Having an estate plan is absolutely essential for anyone in New Jersey that wants to make sure that his or her assets are distributed to the people and in the manner that he or she wants. One of the selling points for estate planning is the goal of keeping a family from having to go through probate in order to inherit those assets. However, in many cases, probate is not the dreadful experience that it is made out to be.
Every will has to be filed with the court and probated. The difference that estate planning makes is whether a person’s assets have to go through the probate process as well. For many estates, it is not necessary and may actually do more harm than good to move assets prior to death.
For many people, putting their assets into joint ownership with a family member may seem like a good way to avoid probate, but it could also cause the person that originally owned the asset to lose control over what happens to it. As far as trying to avoid estate taxes, the majority of people no longer has to worry about that issue since the exemption is so high. There are still legitimate reasons to avoid probate, but the average person in New Jersey may not need it.
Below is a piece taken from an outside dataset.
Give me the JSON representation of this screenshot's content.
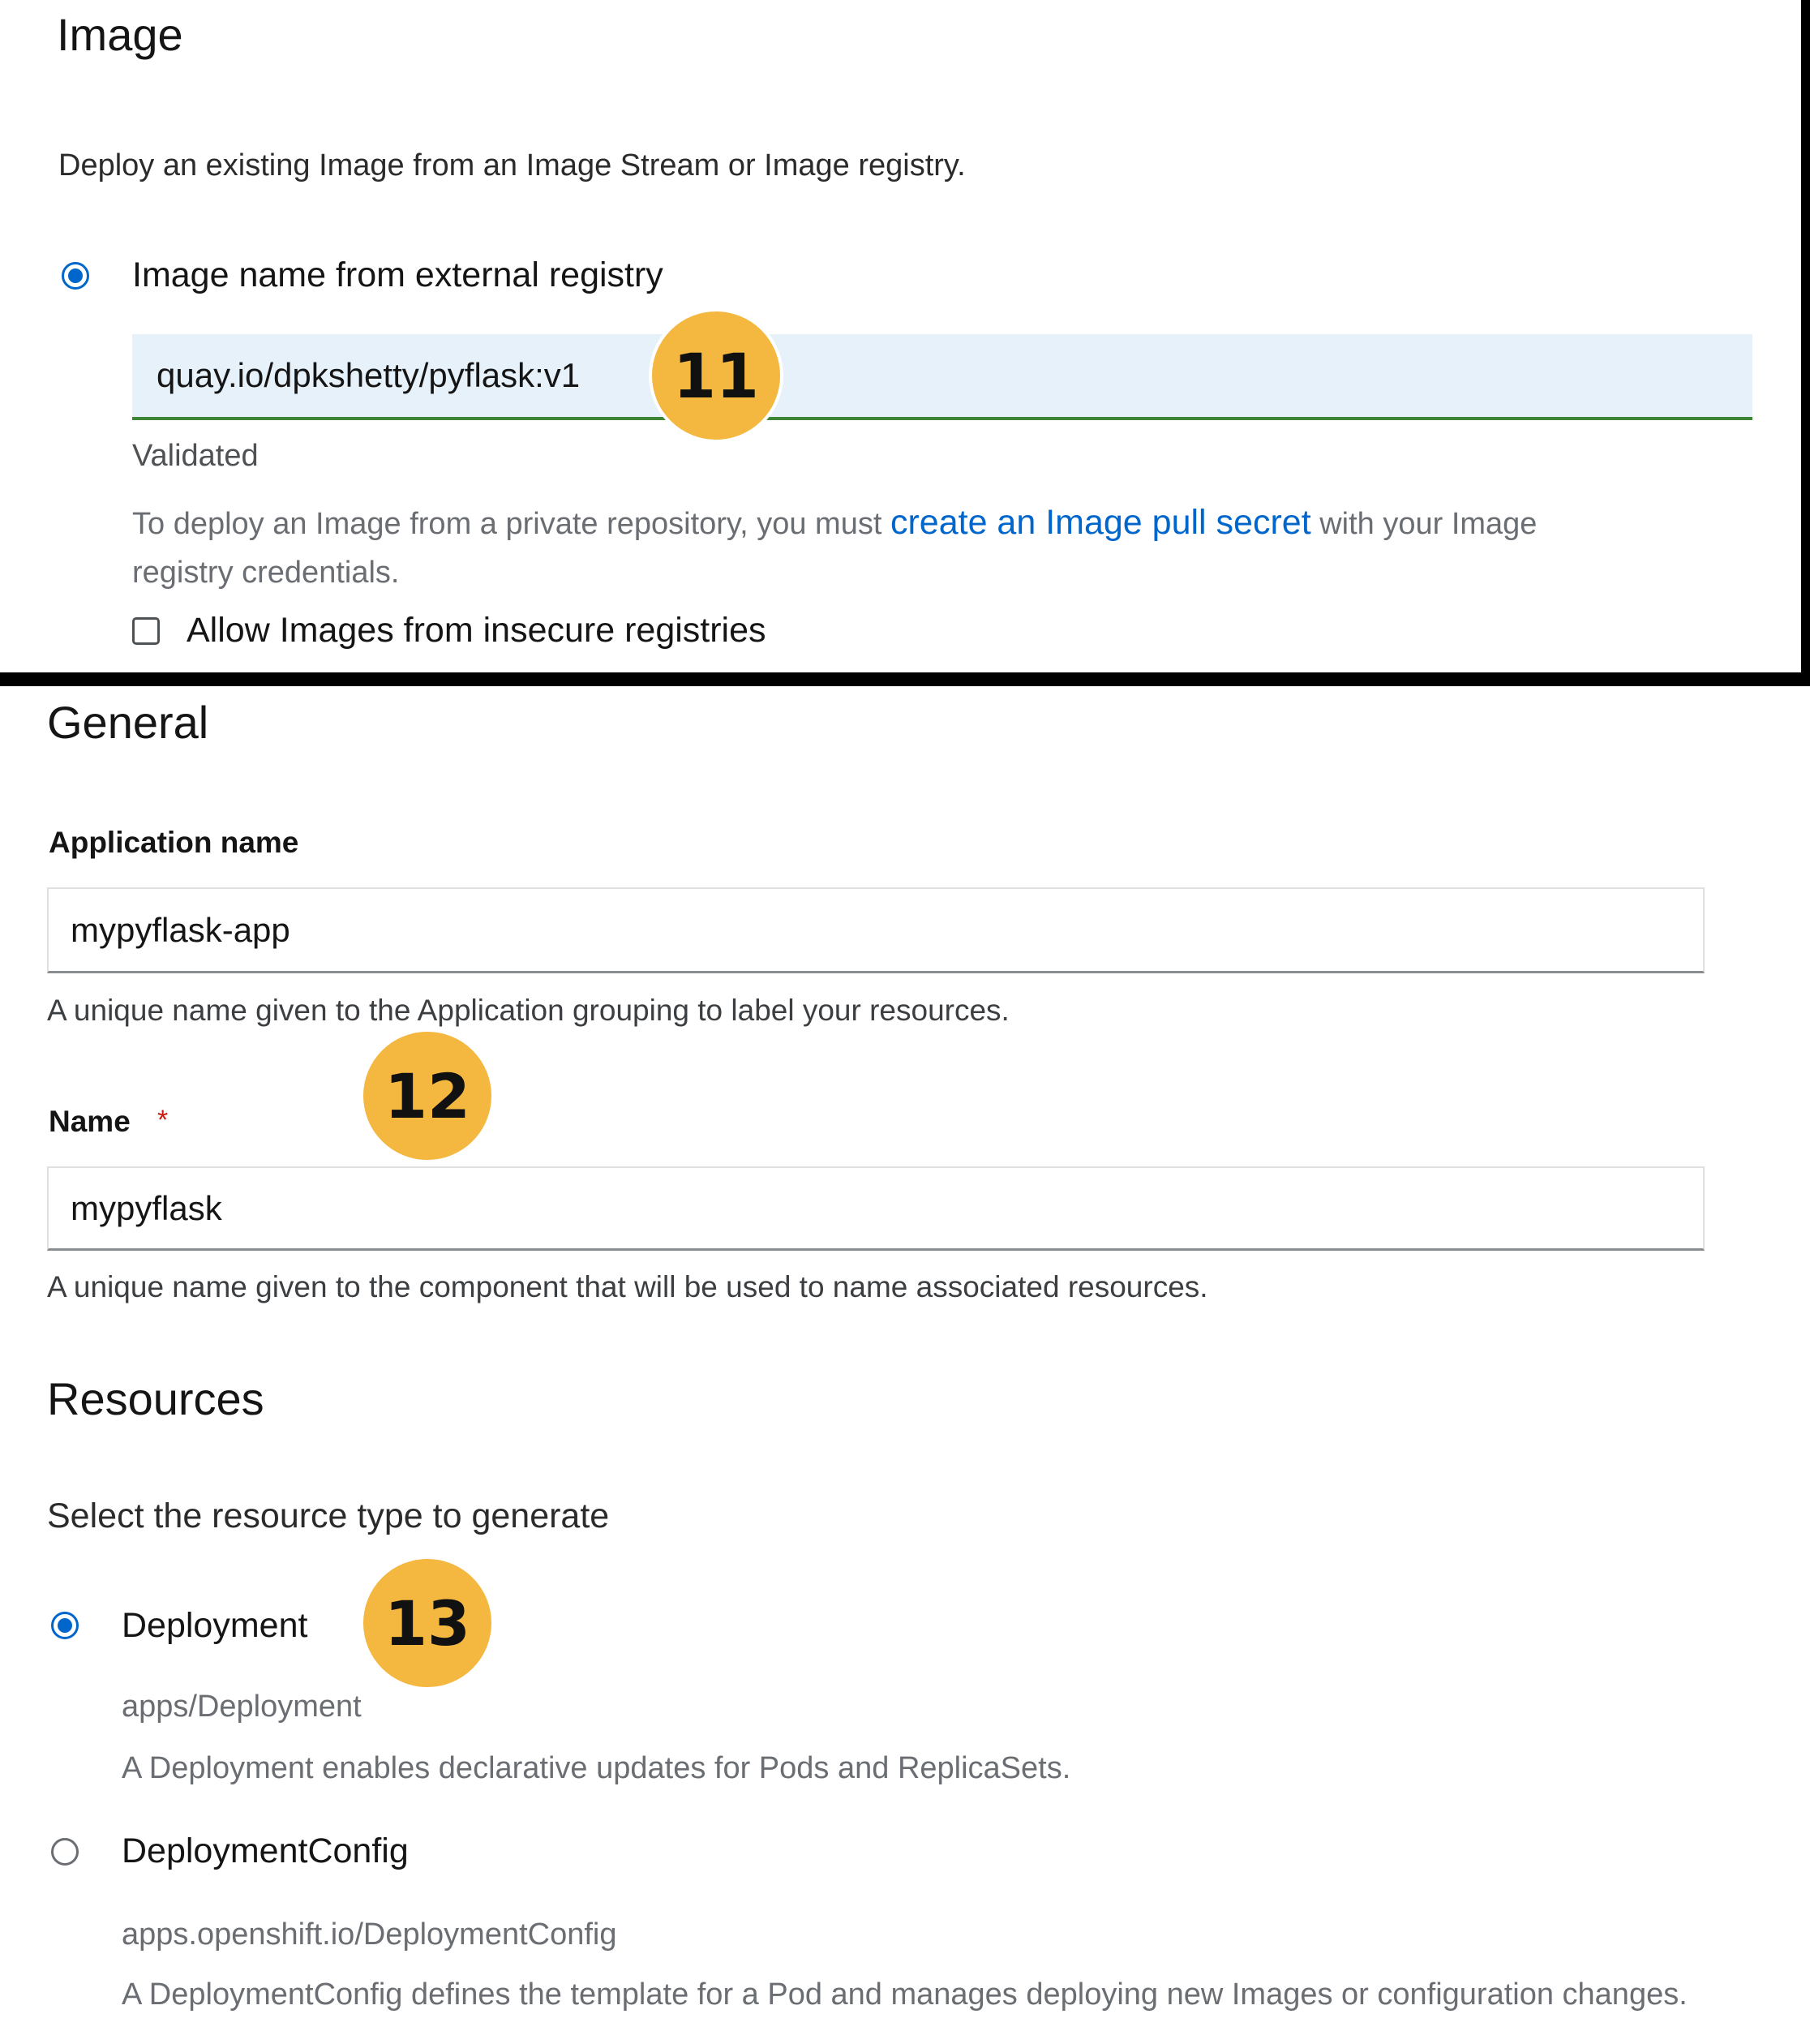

Probate also has some advantages when dealing with creditors of the decedent and fighting family members. Creditors have only so long to file a claim against an estate before they are permanently barred from trying to collect the debt. The primary purpose of probate is to make sure that the decedent’s wishes are carried out. Having the court involved may keep family members from fighting both each other and the provisions of the will.
Source: LifeHealthPro, 6 reasons why probate isn’t that bad, Tom Nawrocki, Sept. 13, 2013